That’s how University of Houston cross-country coach and anti-doping pundit Steve Magness interprets it. “My understanding of what they are trying to do is almost to find a legal loophole to restart world records and at least partially address the issue,” Magness says, after pointing out that there are several world records (like Marita Koch’s 400-meter mark from 1985) that no clean athlete has a realistic shot at breaking. He is doubtful, however, that now is the appropriate moment to take such measures.
“In our current climate of dealing with Russia and Kenya, and dealing with other anti-doping organizations that aren’t fully compliant, I’m not sure if it’s the exact right timing because we could be doing the same thing ten years from now. That’s kind of the conundrum that they are in.”
Magness also pointed out that it was a curious decision to only invalidate records from before 2005, since there have obviously been numerous prominent doping violations in recent years.
That was one of the objections raised by Paula Radcliffe, the retired British marathoner, whose 2003 London Marathon performance is now in danger of losing its world record status. (Radcliffe was involved in her own doping-related imbroglio after she refused to release all of her blood data following the surfacing of apparent suspicious leaked tests, though she was later exonerated of any wrongdoing.) In an extended Twitter post, Radcliffe criticized the European Athletics proposal as a “cowardly” failure to protect clean athletes.

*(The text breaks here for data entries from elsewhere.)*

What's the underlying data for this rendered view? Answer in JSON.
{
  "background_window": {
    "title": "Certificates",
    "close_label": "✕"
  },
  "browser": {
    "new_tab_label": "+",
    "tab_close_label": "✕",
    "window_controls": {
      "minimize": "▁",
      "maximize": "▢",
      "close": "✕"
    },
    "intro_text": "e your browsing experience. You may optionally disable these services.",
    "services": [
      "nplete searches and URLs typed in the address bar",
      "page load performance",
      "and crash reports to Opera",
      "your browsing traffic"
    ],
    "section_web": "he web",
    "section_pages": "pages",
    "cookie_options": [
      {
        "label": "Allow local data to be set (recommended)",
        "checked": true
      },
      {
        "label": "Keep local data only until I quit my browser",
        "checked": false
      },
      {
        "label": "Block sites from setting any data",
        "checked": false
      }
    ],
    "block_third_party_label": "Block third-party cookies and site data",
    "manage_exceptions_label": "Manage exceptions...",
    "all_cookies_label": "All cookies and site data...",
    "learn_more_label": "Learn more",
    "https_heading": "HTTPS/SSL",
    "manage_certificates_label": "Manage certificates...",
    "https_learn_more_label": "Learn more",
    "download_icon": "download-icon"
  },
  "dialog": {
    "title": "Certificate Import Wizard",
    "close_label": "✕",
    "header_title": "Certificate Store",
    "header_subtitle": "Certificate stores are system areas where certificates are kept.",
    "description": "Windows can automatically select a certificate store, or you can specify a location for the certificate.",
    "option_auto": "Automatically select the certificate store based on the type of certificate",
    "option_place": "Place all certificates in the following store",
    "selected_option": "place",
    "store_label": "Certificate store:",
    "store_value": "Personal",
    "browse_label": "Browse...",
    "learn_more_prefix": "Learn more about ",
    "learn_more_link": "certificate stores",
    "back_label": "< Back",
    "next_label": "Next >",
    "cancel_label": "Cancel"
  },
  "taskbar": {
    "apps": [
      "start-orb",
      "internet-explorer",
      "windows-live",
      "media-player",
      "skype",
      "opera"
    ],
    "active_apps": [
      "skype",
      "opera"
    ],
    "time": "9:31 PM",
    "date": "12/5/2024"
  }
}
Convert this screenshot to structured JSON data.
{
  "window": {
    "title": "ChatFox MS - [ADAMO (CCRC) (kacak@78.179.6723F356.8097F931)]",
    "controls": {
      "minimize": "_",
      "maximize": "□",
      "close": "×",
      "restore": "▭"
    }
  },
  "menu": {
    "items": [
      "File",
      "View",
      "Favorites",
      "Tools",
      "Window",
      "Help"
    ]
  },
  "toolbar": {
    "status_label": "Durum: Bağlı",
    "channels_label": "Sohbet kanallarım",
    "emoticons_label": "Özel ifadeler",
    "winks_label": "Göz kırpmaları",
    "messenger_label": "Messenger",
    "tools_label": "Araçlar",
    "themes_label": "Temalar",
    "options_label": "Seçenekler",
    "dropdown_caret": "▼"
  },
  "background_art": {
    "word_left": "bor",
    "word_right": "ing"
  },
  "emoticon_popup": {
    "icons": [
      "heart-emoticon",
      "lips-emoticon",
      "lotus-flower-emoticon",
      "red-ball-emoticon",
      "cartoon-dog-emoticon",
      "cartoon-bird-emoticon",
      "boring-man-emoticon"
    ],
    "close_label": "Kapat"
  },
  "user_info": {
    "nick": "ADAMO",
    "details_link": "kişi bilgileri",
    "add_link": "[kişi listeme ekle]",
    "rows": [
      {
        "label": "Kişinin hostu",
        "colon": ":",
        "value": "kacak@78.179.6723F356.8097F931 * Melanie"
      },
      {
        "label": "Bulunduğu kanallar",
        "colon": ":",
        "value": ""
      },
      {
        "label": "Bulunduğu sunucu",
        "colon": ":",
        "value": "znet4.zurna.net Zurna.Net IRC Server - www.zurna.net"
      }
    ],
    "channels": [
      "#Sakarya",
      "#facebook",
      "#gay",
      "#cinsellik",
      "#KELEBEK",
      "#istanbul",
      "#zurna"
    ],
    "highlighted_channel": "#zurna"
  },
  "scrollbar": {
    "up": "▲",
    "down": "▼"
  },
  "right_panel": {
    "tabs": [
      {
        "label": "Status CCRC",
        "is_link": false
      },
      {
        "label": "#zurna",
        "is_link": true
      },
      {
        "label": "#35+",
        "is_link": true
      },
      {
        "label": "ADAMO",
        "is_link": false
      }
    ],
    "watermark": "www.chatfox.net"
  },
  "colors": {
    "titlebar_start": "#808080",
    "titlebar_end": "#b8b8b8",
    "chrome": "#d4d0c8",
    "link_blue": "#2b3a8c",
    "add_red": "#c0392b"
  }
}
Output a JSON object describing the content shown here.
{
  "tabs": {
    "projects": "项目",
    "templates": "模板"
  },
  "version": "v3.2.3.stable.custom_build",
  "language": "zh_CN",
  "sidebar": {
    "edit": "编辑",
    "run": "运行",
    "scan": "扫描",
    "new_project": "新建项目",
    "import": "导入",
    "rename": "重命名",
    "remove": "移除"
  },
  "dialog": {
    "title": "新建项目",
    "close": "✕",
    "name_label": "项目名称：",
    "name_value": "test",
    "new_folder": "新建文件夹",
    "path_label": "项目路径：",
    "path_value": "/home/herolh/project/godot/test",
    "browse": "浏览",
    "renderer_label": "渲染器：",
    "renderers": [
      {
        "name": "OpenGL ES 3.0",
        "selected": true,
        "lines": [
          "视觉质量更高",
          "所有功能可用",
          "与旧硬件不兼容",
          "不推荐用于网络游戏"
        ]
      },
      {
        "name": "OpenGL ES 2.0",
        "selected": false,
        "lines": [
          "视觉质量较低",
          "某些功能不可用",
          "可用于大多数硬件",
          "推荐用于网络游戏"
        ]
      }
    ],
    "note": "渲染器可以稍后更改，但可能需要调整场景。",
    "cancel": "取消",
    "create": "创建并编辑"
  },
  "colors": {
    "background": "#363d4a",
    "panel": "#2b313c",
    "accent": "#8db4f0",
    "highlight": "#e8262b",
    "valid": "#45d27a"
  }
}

“Although we are moving forward I don’t believe we are yet at the point where we have a testing procedure capable of catching every cheat out there, so why reset at this point? Do we really believe a record set in 2015 is totally clean and one in 1995 not?” Radcliffe wrote.
It’s certainly true that the contemporary state of track and field means that any new world record will be met with skepticism; Almaz Ayana’s eyebrow-raising obliteration of the (already suspect) women’s 10,000-meter world record last summer in Rio is a prime example. But the argument can be made that recent records undergo a more rigorous verification process, as athlete blood samples will continue to be retested for years after competition. Dubious records that were set back in the ‘80s and early ‘90s, meanwhile, are effectively cold cases.
The new regulations for record eligibility could also force dysfunctional national anti-doping agencies, like beleaguered Athletics Kenya, to upgrade their programs in order for their athletes to even be eligible to set records. “I think that some of the nations that are non-WADA compliant and haven’t built the infrastructure in their countries for out-of-competition testing will now be motivated to build that structure, since you are responsible for doing that within your own nation,” Lauren Fleshman, a former professional runner and longtime anti-doping advocate, says of the proposal.
Fleshman was quick to point out however, that state-sponsored corruption and manipulation of test results would still be a problem, even if national agencies were to undergo an extensive overhaul. Likewise, aspiring dopers would still try to beat the system.
“It’s not going to solve the problem of technology and science being ahead of the testing,” Fleshman says.
As for the underlying motivation for recalibrating the record books, Fleshman feels that there’s been a long-held belief in professional track and field that the sport would be more marketable if the stratospheric times from the steroid era were erased. While making records obtainable again might stoke the interest of fans and sponsors in the short-term, Fleshman ultimately doesn’t think it’s viable solution. “I think that the real problem is that our sport has become addicted to telling one story: medals and records,” Fleshman says.
“Unless we learn how to tell the story more creatively, while also combating doping, our sport isn’t going to survive.”